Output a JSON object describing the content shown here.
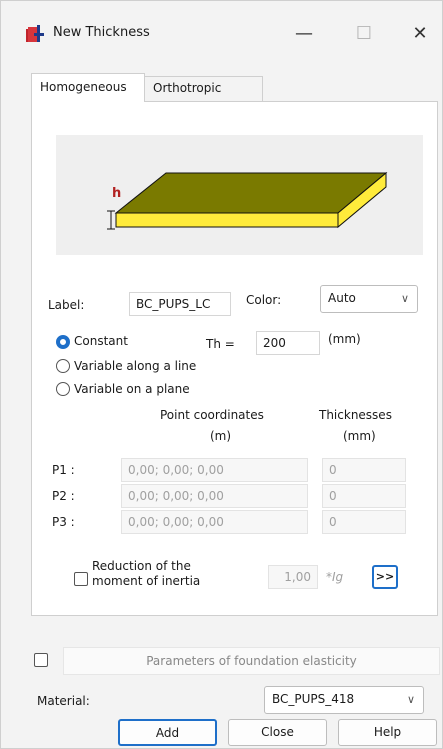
{
  "window": {
    "title": "New Thickness",
    "minimize_glyph": "—",
    "maximize_glyph": "☐",
    "close_glyph": "✕"
  },
  "tabs": [
    {
      "label": "Homogeneous",
      "active": true
    },
    {
      "label": "Orthotropic",
      "active": false
    }
  ],
  "preview": {
    "height_label": "h",
    "plate_color": "#7a7a00",
    "edge_color": "#ffeb3b"
  },
  "label_row": {
    "label_text": "Label:",
    "label_value": "BC_PUPS_LC",
    "color_text": "Color:",
    "color_value": "Auto"
  },
  "thickness_mode": {
    "options": [
      "Constant",
      "Variable along a line",
      "Variable on a plane"
    ],
    "selected": "Constant",
    "th_label": "Th =",
    "th_value": "200",
    "th_unit": "(mm)"
  },
  "points": {
    "coord_header": "Point coordinates",
    "coord_unit": "(m)",
    "thick_header": "Thicknesses",
    "thick_unit": "(mm)",
    "rows": [
      {
        "label": "P1 :",
        "coords": "0,00; 0,00; 0,00",
        "thickness": "0"
      },
      {
        "label": "P2 :",
        "coords": "0,00; 0,00; 0,00",
        "thickness": "0"
      },
      {
        "label": "P3 :",
        "coords": "0,00; 0,00; 0,00",
        "thickness": "0"
      }
    ]
  },
  "reduction": {
    "label_line1": "Reduction of the",
    "label_line2": "moment of inertia",
    "value": "1,00",
    "unit": "*Ig",
    "more_button": ">>"
  },
  "foundation": {
    "label": "Parameters of foundation elasticity"
  },
  "material": {
    "label": "Material:",
    "value": "BC_PUPS_418"
  },
  "buttons": {
    "add": "Add",
    "close": "Close",
    "help": "Help"
  },
  "colors": {
    "accent": "#1e6fc9",
    "icon_red": "#c0242b"
  }
}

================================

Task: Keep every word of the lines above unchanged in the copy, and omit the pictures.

Output below:
Output a JSON object describing the content shown here.
{
  "window": {
    "title": "New Thickness",
    "minimize_glyph": "—",
    "maximize_glyph": "☐",
    "close_glyph": "✕"
  },
  "tabs": [
    {
      "label": "Homogeneous",
      "active": true
    },
    {
      "label": "Orthotropic",
      "active": false
    }
  ],
  "preview": {
    "height_label": "h",
    "plate_color": "#7a7a00",
    "edge_color": "#ffeb3b"
  },
  "label_row": {
    "label_text": "Label:",
    "label_value": "BC_PUPS_LC",
    "color_text": "Color:",
    "color_value": "Auto"
  },
  "thickness_mode": {
    "options": [
      "Constant",
      "Variable along a line",
      "Variable on a plane"
    ],
    "selected": "Constant",
    "th_label": "Th =",
    "th_value": "200",
    "th_unit": "(mm)"
  },
  "points": {
    "coord_header": "Point coordinates",
    "coord_unit": "(m)",
    "thick_header": "Thicknesses",
    "thick_unit": "(mm)",
    "rows": [
      {
        "label": "P1 :",
        "coords": "0,00; 0,00; 0,00",
        "thickness": "0"
      },
      {
        "label": "P2 :",
        "coords": "0,00; 0,00; 0,00",
        "thickness": "0"
      },
      {
        "label": "P3 :",
        "coords": "0,00; 0,00; 0,00",
        "thickness": "0"
      }
    ]
  },
  "reduction": {
    "label_line1": "Reduction of the",
    "label_line2": "moment of inertia",
    "value": "1,00",
    "unit": "*Ig",
    "more_button": ">>"
  },
  "foundation": {
    "label": "Parameters of foundation elasticity"
  },
  "material": {
    "label": "Material:",
    "value": "BC_PUPS_418"
  },
  "buttons": {
    "add": "Add",
    "close": "Close",
    "help": "Help"
  },
  "colors": {
    "accent": "#1e6fc9",
    "icon_red": "#c0242b"
  }
}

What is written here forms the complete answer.